Aging has long been intertwined with the narrative of human existence—depicted in art, literature, and cultural narratives as an inescapable reality. 

Should we redefine this narrative? Does considering aging a disease diminish the rich tapestry of human experience, or does it elevate our potential to shape our own destiny? 

These profound questions resonate with our collective aspirations for a life that encompasses not just longevity but also vitality, wisdom, and well-being.

NMN: A Glimpse into the Future

The pursuit of interventions to counteract aging has led scientists to explore emerging compounds for their potential to extend healthspan. One such compound is Nicotinamide Mononucleotide (NMN). 

NMN is a precursor to NAD+, a molecule that plays a crucial role in cellular energy production and repair. Research on NMN's effects on aging is a burgeoning field that holds promise.

Preclinical studies on NMN have shown encouraging results. NMN supplementation has demonstrated the ability to enhance NAD+ levels, which decline with age. This restoration of NAD+ levels appears to influence cellular function positively and may contribute to improved healthspan. 

Some animal studies suggest that NMN supplementation could mitigate age-related decline in metabolism, muscle function, and other physiological processes.

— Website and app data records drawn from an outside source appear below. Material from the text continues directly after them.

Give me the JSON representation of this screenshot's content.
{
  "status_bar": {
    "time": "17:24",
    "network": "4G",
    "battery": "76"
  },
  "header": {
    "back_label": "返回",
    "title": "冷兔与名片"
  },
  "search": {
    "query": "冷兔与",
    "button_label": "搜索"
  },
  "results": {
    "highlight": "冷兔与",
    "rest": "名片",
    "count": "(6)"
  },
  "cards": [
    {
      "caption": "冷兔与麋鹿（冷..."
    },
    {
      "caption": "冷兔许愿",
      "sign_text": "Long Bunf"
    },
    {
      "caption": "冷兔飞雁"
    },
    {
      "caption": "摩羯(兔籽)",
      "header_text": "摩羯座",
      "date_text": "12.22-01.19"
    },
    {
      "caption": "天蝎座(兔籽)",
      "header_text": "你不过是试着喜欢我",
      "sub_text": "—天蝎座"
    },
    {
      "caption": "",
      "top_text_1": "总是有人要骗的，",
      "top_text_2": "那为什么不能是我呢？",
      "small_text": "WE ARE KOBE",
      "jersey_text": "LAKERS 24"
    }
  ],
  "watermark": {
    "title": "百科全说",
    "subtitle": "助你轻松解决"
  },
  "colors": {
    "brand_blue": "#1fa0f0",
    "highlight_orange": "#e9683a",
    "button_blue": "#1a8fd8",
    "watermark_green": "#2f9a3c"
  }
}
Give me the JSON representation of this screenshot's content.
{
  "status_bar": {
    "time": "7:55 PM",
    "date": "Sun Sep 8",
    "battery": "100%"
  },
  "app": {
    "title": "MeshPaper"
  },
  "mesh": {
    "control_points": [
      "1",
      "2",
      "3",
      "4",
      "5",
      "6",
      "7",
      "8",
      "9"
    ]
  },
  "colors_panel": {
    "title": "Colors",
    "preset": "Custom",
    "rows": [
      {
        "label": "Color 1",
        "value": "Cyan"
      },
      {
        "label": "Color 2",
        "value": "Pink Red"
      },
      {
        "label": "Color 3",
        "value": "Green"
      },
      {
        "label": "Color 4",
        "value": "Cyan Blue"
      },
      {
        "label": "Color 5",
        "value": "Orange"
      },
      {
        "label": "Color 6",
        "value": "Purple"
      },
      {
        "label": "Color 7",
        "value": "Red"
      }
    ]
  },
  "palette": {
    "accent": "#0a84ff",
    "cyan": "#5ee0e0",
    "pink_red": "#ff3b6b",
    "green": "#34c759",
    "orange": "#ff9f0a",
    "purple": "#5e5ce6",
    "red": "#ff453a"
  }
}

Human studies on NMN are in their infancy, but they hold great potential. Early research has shown that NMN supplementation is safe and well-tolerated. While further research is needed to fully understand the effects of NMN on human healthspan, the preliminary findings are intriguing.

Try out our Best NMN Supplement in Canada and feel the dieference in tow weeks. 

Final Thoughts

In the grand tapestry of life, aging stands as a central motif—an intricate interplay of biology, time, philosophy, and human ambition. The debate over whether aging is a disease encapsulates the scientific, ethical, economic, and philosophical intricacies of this process. 

As we navigate this complex terrain, one thing remains certain: the exploration of aging's relationship with disease unveils a path toward a future where the boundaries of human potential are pushed beyond the confines of time. 

Whether aging is ultimately classified as a disease or remains a natural process, our journey to understand and harness its mechanisms shapes not just our individual lives but the destiny of humanity itself. 

And within this journey, emerging compounds like NMN offer a glimpse into a future where aging may be met with resilience, vitality, and a renewed sense of possibility.

Back to blog